_Component data from apps and pages_

-*-

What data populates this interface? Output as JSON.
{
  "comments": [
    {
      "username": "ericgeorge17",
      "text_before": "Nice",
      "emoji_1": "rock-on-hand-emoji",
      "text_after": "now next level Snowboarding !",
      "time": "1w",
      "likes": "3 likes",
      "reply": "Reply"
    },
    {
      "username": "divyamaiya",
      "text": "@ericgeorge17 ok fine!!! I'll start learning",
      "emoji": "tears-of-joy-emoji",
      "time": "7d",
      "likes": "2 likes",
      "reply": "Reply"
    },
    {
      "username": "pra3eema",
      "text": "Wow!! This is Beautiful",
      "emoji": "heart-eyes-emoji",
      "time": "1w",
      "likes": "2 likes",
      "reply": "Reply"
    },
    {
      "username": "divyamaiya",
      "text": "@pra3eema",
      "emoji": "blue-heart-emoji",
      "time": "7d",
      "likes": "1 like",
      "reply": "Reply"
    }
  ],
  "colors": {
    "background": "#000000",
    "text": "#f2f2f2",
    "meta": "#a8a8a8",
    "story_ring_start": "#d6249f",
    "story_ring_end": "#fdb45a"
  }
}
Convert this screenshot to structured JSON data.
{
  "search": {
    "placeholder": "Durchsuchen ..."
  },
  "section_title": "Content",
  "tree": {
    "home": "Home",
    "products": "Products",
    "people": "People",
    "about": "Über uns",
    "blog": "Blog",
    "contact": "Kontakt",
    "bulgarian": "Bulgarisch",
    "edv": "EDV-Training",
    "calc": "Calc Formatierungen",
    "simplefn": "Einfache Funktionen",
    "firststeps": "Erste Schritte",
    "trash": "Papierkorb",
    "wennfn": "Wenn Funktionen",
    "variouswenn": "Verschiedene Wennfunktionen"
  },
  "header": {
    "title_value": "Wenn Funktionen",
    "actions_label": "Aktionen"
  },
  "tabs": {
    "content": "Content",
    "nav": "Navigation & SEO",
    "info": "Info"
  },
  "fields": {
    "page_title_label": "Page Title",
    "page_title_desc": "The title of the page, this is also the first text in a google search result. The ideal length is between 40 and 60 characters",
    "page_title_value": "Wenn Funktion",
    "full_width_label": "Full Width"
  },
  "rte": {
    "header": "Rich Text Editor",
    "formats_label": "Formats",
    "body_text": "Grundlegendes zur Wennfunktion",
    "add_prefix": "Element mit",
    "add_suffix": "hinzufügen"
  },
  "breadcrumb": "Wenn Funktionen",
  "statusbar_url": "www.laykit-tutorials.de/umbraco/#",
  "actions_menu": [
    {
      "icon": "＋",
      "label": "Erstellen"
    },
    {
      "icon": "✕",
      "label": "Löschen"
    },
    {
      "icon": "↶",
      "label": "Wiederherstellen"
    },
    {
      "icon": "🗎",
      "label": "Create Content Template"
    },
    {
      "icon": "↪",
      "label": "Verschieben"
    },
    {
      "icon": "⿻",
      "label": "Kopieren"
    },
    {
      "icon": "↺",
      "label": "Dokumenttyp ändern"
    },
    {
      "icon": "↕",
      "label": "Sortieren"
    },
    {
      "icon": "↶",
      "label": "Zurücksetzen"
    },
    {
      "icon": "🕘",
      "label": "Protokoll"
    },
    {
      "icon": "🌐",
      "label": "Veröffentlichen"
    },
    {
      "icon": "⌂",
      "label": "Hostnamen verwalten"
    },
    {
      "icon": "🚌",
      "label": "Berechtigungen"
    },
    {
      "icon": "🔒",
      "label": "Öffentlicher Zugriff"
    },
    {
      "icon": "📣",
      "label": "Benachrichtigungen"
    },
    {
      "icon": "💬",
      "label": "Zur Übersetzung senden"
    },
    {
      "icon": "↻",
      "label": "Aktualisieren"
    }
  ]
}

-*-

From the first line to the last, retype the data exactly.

_SOLVED EXERCISE_
What data populates this interface? Output as JSON.
{
  "comments": [
    {
      "username": "ericgeorge17",
      "text_before": "Nice",
      "emoji_1": "rock-on-hand-emoji",
      "text_after": "now next level Snowboarding !",
      "time": "1w",
      "likes": "3 likes",
      "reply": "Reply"
    },
    {
      "username": "divyamaiya",
      "text": "@ericgeorge17 ok fine!!! I'll start learning",
      "emoji": "tears-of-joy-emoji",
      "time": "7d",
      "likes": "2 likes",
      "reply": "Reply"
    },
    {
      "username": "pra3eema",
      "text": "Wow!! This is Beautiful",
      "emoji": "heart-eyes-emoji",
      "time": "1w",
      "likes": "2 likes",
      "reply": "Reply"
    },
    {
      "username": "divyamaiya",
      "text": "@pra3eema",
      "emoji": "blue-heart-emoji",
      "time": "7d",
      "likes": "1 like",
      "reply": "Reply"
    }
  ],
  "colors": {
    "background": "#000000",
    "text": "#f2f2f2",
    "meta": "#a8a8a8",
    "story_ring_start": "#d6249f",
    "story_ring_end": "#fdb45a"
  }
}
Convert this screenshot to structured JSON data.
{
  "search": {
    "placeholder": "Durchsuchen ..."
  },
  "section_title": "Content",
  "tree": {
    "home": "Home",
    "products": "Products",
    "people": "People",
    "about": "Über uns",
    "blog": "Blog",
    "contact": "Kontakt",
    "bulgarian": "Bulgarisch",
    "edv": "EDV-Training",
    "calc": "Calc Formatierungen",
    "simplefn": "Einfache Funktionen",
    "firststeps": "Erste Schritte",
    "trash": "Papierkorb",
    "wennfn": "Wenn Funktionen",
    "variouswenn": "Verschiedene Wennfunktionen"
  },
  "header": {
    "title_value": "Wenn Funktionen",
    "actions_label": "Aktionen"
  },
  "tabs": {
    "content": "Content",
    "nav": "Navigation & SEO",
    "info": "Info"
  },
  "fields": {
    "page_title_label": "Page Title",
    "page_title_desc": "The title of the page, this is also the first text in a google search result. The ideal length is between 40 and 60 characters",
    "page_title_value": "Wenn Funktion",
    "full_width_label": "Full Width"
  },
  "rte": {
    "header": "Rich Text Editor",
    "formats_label": "Formats",
    "body_text": "Grundlegendes zur Wennfunktion",
    "add_prefix": "Element mit",
    "add_suffix": "hinzufügen"
  },
  "breadcrumb": "Wenn Funktionen",
  "statusbar_url": "www.laykit-tutorials.de/umbraco/#",
  "actions_menu": [
    {
      "icon": "＋",
      "label": "Erstellen"
    },
    {
      "icon": "✕",
      "label": "Löschen"
    },
    {
      "icon": "↶",
      "label": "Wiederherstellen"
    },
    {
      "icon": "🗎",
      "label": "Create Content Template"
    },
    {
      "icon": "↪",
      "label": "Verschieben"
    },
    {
      "icon": "⿻",
      "label": "Kopieren"
    },
    {
      "icon": "↺",
      "label": "Dokumenttyp ändern"
    },
    {
      "icon": "↕",
      "label": "Sortieren"
    },
    {
      "icon": "↶",
      "label": "Zurücksetzen"
    },
    {
      "icon": "🕘",
      "label": "Protokoll"
    },
    {
      "icon": "🌐",
      "label": "Veröffentlichen"
    },
    {
      "icon": "⌂",
      "label": "Hostnamen verwalten"
    },
    {
      "icon": "🚌",
      "label": "Berechtigungen"
    },
    {
      "icon": "🔒",
      "label": "Öffentlicher Zugriff"
    },
    {
      "icon": "📣",
      "label": "Benachrichtigungen"
    },
    {
      "icon": "💬",
      "label": "Zur Übersetzung senden"
    },
    {
      "icon": "↻",
      "label": "Aktualisieren"
    }
  ]
}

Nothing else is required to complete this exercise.